▸ WHAT YOU WILL DO: Select from the records below every line that has the word "value" in it.

▸ ENTRIES SHOWN:
--- --- ---

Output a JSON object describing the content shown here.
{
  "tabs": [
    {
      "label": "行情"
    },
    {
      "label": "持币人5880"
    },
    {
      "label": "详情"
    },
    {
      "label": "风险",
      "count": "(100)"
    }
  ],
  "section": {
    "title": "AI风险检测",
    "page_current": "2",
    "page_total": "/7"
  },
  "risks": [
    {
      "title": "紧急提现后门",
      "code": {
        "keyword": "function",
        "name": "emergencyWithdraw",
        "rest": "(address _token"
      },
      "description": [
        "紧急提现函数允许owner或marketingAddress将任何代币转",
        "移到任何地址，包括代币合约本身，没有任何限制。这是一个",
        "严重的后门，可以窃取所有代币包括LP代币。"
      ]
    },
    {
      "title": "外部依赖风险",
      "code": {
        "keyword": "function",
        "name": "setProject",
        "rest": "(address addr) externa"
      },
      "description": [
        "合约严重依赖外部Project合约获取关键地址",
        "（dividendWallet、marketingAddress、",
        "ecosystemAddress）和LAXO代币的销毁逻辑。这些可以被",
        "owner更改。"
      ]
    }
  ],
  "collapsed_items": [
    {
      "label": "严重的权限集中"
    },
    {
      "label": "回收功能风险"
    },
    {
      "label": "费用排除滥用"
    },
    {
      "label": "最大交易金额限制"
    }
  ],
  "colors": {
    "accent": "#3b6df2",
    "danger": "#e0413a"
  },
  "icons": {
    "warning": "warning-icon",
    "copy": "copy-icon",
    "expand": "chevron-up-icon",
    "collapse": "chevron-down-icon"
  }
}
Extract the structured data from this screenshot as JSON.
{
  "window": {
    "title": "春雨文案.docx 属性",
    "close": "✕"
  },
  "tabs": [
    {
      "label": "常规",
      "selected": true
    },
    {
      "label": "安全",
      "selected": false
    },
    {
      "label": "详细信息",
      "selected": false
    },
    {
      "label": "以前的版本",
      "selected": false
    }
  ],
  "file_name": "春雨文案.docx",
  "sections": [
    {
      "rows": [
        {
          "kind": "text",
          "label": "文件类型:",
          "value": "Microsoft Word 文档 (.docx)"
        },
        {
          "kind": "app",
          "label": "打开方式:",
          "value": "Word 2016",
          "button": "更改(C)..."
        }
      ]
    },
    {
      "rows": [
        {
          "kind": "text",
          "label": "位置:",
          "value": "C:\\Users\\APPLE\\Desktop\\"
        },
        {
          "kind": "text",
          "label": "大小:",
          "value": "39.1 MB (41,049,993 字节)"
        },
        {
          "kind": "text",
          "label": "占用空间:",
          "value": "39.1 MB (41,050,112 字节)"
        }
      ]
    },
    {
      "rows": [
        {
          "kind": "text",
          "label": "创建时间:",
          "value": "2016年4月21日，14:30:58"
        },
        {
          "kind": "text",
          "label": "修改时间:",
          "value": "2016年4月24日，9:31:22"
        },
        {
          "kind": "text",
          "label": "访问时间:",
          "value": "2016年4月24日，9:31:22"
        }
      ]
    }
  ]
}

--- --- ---

▸ SOLUTION FOR THIS PROBLEM:
          "value": "Microsoft Word 文档 (.docx)"
          "value": "Word 2016",
          "value": "C:\\Users\\APPLE\\Desktop\\"
          "value": "39.1 MB (41,049,993 字节)"
          "value": "39.1 MB (41,050,112 字节)"
          "value": "2016年4月21日，14:30:58"
          "value": "2016年4月24日，9:31:22"
          "value": "2016年4月24日，9:31:22"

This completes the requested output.